NewsPlant of the Month January - Viburnum bodnantense 'Dawn'
Just as most plants are going to sleep, the Arrowwood begins to bloom....
In February, the magic of the first winter snap and those festive days of Christmas are long gone, and the optimistic outlook of the new year has also slipped a little. February. Which is why we need just the right plant to inject a little colour, grace and beauty into these winter days. And it’s just this plant that we’d like to introduce to you: the hybrid witch hazel (Hamamelis intermedia).
The hybrid witch hazel grows to between 2,5 and 3 metres high and a majestic 1,5 to 3 metres wide. It has a loose crown and tends to grow straight up.
Its petals are long and filamentary, and spread radially outwards, bringing to mind beams of sunlight: just the thing to lend the cold winter days a little warmth. And the fact that they blossom from the end of January until the middle of March means that we get a little of that colour that we usually have to wait until spring to experience.
The large, oval leaves are a vivid green and in autumn turn a bright yellow, shifting through dark yellow to a rich orange.
The shrub needs loose, porous and humus-rich soil. Since the plant doesn’t react well to waterlogging, it’s best to add a layer of mulch around the roots. If the soil is loamy then add some fine gravel or coarse sand to loosen the soil up a little.

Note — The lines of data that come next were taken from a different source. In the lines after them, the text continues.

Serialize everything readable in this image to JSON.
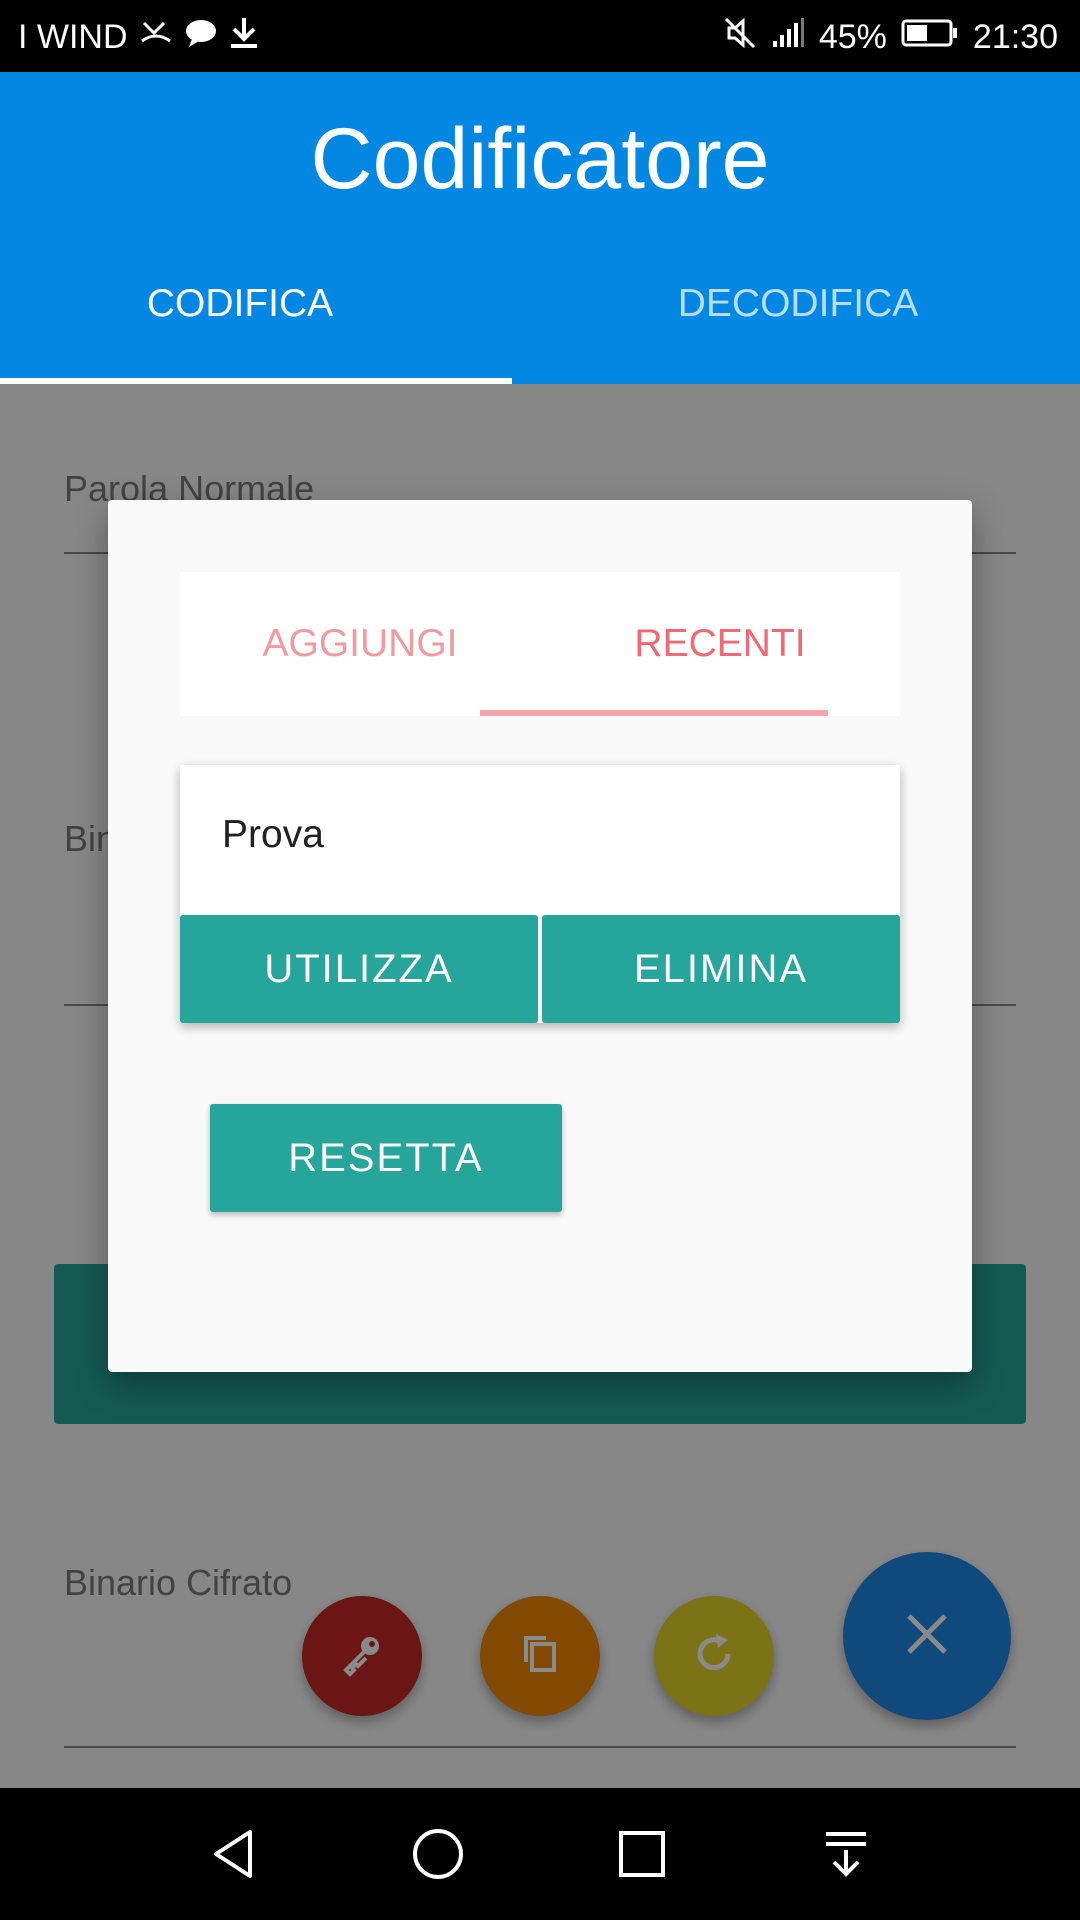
{
  "status_bar": {
    "carrier": "I WIND",
    "battery": "45%",
    "time": "21:30"
  },
  "app": {
    "title": "Codificatore",
    "tabs": [
      {
        "label": "CODIFICA",
        "selected": true
      },
      {
        "label": "DECODIFICA",
        "selected": false
      }
    ]
  },
  "form": {
    "field1_label": "Parola Normale",
    "field2_label": "Bin",
    "field3_label": "Binario Cifrato"
  },
  "dialog": {
    "tabs": [
      {
        "label": "AGGIUNGI",
        "selected": false
      },
      {
        "label": "RECENTI",
        "selected": true
      }
    ],
    "recent_item": "Prova",
    "use_button": "UTILIZZA",
    "delete_button": "ELIMINA",
    "reset_button": "RESETTA"
  },
  "fabs": [
    {
      "icon": "key-icon",
      "color": "#c62828"
    },
    {
      "icon": "copy-icon",
      "color": "#ef8a00"
    },
    {
      "icon": "refresh-icon",
      "color": "#e5d42a"
    },
    {
      "icon": "close-icon",
      "color": "#1e88e5"
    }
  ],
  "colors": {
    "primary": "#0288e3",
    "accent_teal": "#26a69a",
    "tab_pink": "#ef6a72"
  }
}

Plant the witch hazel ideally in a warm and sunny location, and make sure that it’s protected from the wind—for example near to the wall of a house.

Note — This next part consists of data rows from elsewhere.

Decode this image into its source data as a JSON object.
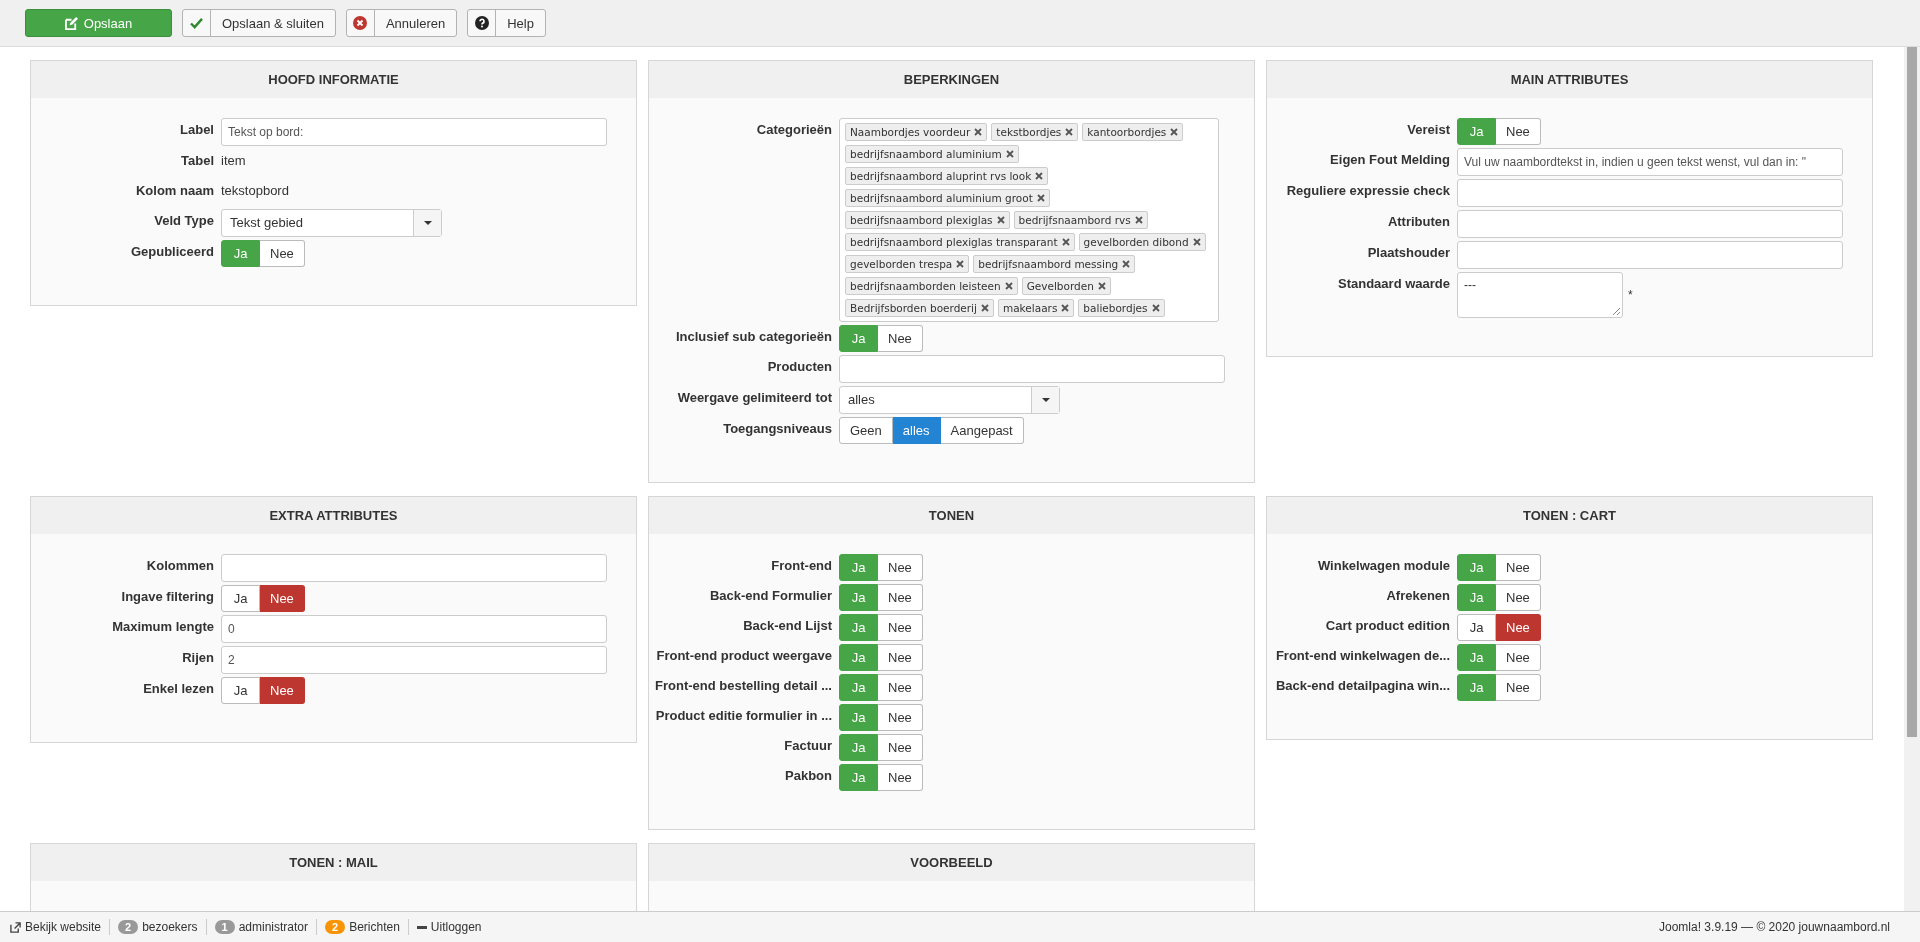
{
  "toolbar": [
    {
      "label": "Opslaan",
      "kind": "primary"
    },
    {
      "label": "Opslaan & sluiten",
      "kind": "default"
    },
    {
      "label": "Annuleren",
      "kind": "default"
    },
    {
      "label": "Help",
      "kind": "default"
    }
  ],
  "panels": [
    {
      "title": "HOOFD INFORMATIE",
      "rows": [
        {
          "kind": "input",
          "label": "Label",
          "value": "Tekst op bord:"
        },
        {
          "kind": "text",
          "label": "Tabel",
          "value": "item"
        },
        {
          "kind": "text",
          "label": "Kolom naam",
          "value": "tekstopbord"
        },
        {
          "kind": "select",
          "label": "Veld Type",
          "value": "Tekst gebied"
        },
        {
          "kind": "toggle",
          "label": "Gepubliceerd",
          "options": [
            {
              "label": "Ja",
              "selected": true
            },
            {
              "label": "Nee",
              "selected": false
            }
          ]
        }
      ]
    },
    {
      "title": "BEPERKINGEN",
      "rows": [
        {
          "kind": "tags",
          "label": "Categorieën",
          "tags": [
            "Naambordjes voordeur",
            "tekstbordjes",
            "kantoorbordjes",
            "bedrijfsnaambord aluminium",
            "bedrijfsnaambord aluprint rvs look",
            "bedrijfsnaambord aluminium groot",
            "bedrijfsnaambord plexiglas",
            "bedrijfsnaambord rvs",
            "bedrijfsnaambord plexiglas transparant",
            "gevelborden dibond",
            "gevelborden trespa",
            "bedrijfsnaambord messing",
            "bedrijfsnaamborden leisteen",
            "Gevelborden",
            "Bedrijfsborden boerderij",
            "makelaars",
            "baliebordjes"
          ]
        },
        {
          "kind": "toggle",
          "label": "Inclusief sub categorieën",
          "options": [
            {
              "label": "Ja",
              "selected": true
            },
            {
              "label": "Nee",
              "selected": false
            }
          ]
        },
        {
          "kind": "input",
          "label": "Producten"
        },
        {
          "kind": "select",
          "label": "Weergave gelimiteerd tot",
          "value": "alles"
        },
        {
          "kind": "choice",
          "label": "Toegangsniveaus",
          "options": [
            {
              "label": "Geen",
              "selected": false
            },
            {
              "label": "alles",
              "selected": true
            },
            {
              "label": "Aangepast",
              "selected": false
            }
          ]
        }
      ]
    },
    {
      "title": "MAIN ATTRIBUTES",
      "rows": [
        {
          "kind": "toggle",
          "label": "Vereist",
          "options": [
            {
              "label": "Ja",
              "selected": true
            },
            {
              "label": "Nee",
              "selected": false
            }
          ]
        },
        {
          "kind": "input",
          "label": "Eigen Fout Melding",
          "value": "Vul uw naambordtekst in, indien u geen tekst wenst, vul dan in: \""
        },
        {
          "kind": "input",
          "label": "Reguliere expressie check"
        },
        {
          "kind": "input",
          "label": "Attributen"
        },
        {
          "kind": "input",
          "label": "Plaatshouder"
        },
        {
          "kind": "textarea",
          "label": "Standaard waarde",
          "value": "---",
          "note": "*"
        }
      ]
    },
    {
      "title": "EXTRA ATTRIBUTES",
      "rows": [
        {
          "kind": "input",
          "label": "Kolommen"
        },
        {
          "kind": "toggle",
          "label": "Ingave filtering",
          "options": [
            {
              "label": "Ja",
              "selected": false
            },
            {
              "label": "Nee",
              "selected": true
            }
          ]
        },
        {
          "kind": "input",
          "label": "Maximum lengte",
          "value": "0"
        },
        {
          "kind": "input",
          "label": "Rijen",
          "value": "2"
        },
        {
          "kind": "toggle",
          "label": "Enkel lezen",
          "options": [
            {
              "label": "Ja",
              "selected": false
            },
            {
              "label": "Nee",
              "selected": true
            }
          ]
        }
      ]
    },
    {
      "title": "TONEN",
      "rows": [
        {
          "kind": "toggle",
          "label": "Front-end",
          "options": [
            {
              "label": "Ja",
              "selected": true
            },
            {
              "label": "Nee",
              "selected": false
            }
          ]
        },
        {
          "kind": "toggle",
          "label": "Back-end Formulier",
          "options": [
            {
              "label": "Ja",
              "selected": true
            },
            {
              "label": "Nee",
              "selected": false
            }
          ]
        },
        {
          "kind": "toggle",
          "label": "Back-end Lijst",
          "options": [
            {
              "label": "Ja",
              "selected": true
            },
            {
              "label": "Nee",
              "selected": false
            }
          ]
        },
        {
          "kind": "toggle",
          "label": "Front-end product weergave",
          "options": [
            {
              "label": "Ja",
              "selected": true
            },
            {
              "label": "Nee",
              "selected": false
            }
          ]
        },
        {
          "kind": "toggle",
          "label": "Front-end bestelling detail ...",
          "options": [
            {
              "label": "Ja",
              "selected": true
            },
            {
              "label": "Nee",
              "selected": false
            }
          ]
        },
        {
          "kind": "toggle",
          "label": "Product editie formulier in ...",
          "options": [
            {
              "label": "Ja",
              "selected": true
            },
            {
              "label": "Nee",
              "selected": false
            }
          ]
        },
        {
          "kind": "toggle",
          "label": "Factuur",
          "options": [
            {
              "label": "Ja",
              "selected": true
            },
            {
              "label": "Nee",
              "selected": false
            }
          ]
        },
        {
          "kind": "toggle",
          "label": "Pakbon",
          "options": [
            {
              "label": "Ja",
              "selected": true
            },
            {
              "label": "Nee",
              "selected": false
            }
          ]
        }
      ]
    },
    {
      "title": "TONEN : CART",
      "rows": [
        {
          "kind": "toggle",
          "label": "Winkelwagen module",
          "options": [
            {
              "label": "Ja",
              "selected": true
            },
            {
              "label": "Nee",
              "selected": false
            }
          ]
        },
        {
          "kind": "toggle",
          "label": "Afrekenen",
          "options": [
            {
              "label": "Ja",
              "selected": true
            },
            {
              "label": "Nee",
              "selected": false
            }
          ]
        },
        {
          "kind": "toggle",
          "label": "Cart product edition",
          "options": [
            {
              "label": "Ja",
              "selected": false
            },
            {
              "label": "Nee",
              "selected": true
            }
          ]
        },
        {
          "kind": "toggle",
          "label": "Front-end winkelwagen de...",
          "options": [
            {
              "label": "Ja",
              "selected": true
            },
            {
              "label": "Nee",
              "selected": false
            }
          ]
        },
        {
          "kind": "toggle",
          "label": "Back-end detailpagina win...",
          "options": [
            {
              "label": "Ja",
              "selected": true
            },
            {
              "label": "Nee",
              "selected": false
            }
          ]
        }
      ]
    },
    {
      "title": "TONEN : MAIL"
    },
    {
      "title": "VOORBEELD"
    }
  ],
  "status_bar": {
    "left": [
      {
        "kind": "link",
        "label": "Bekijk website"
      },
      {
        "kind": "badge",
        "count": "2",
        "label": "bezoekers",
        "color": "#999999"
      },
      {
        "kind": "badge",
        "count": "1",
        "label": "administrator",
        "color": "#999999"
      },
      {
        "kind": "badge",
        "count": "2",
        "label": "Berichten",
        "color": "#f89406"
      },
      {
        "kind": "logout",
        "label": "Uitloggen"
      }
    ],
    "right": "Joomla! 3.9.19 — © 2020 jouwnaambord.nl"
  }
}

The hybrid witch hazel needs little trimming—in fact heavy trimming will cause the plant to blossom less. Just regularly cut away any dead branches which might appear.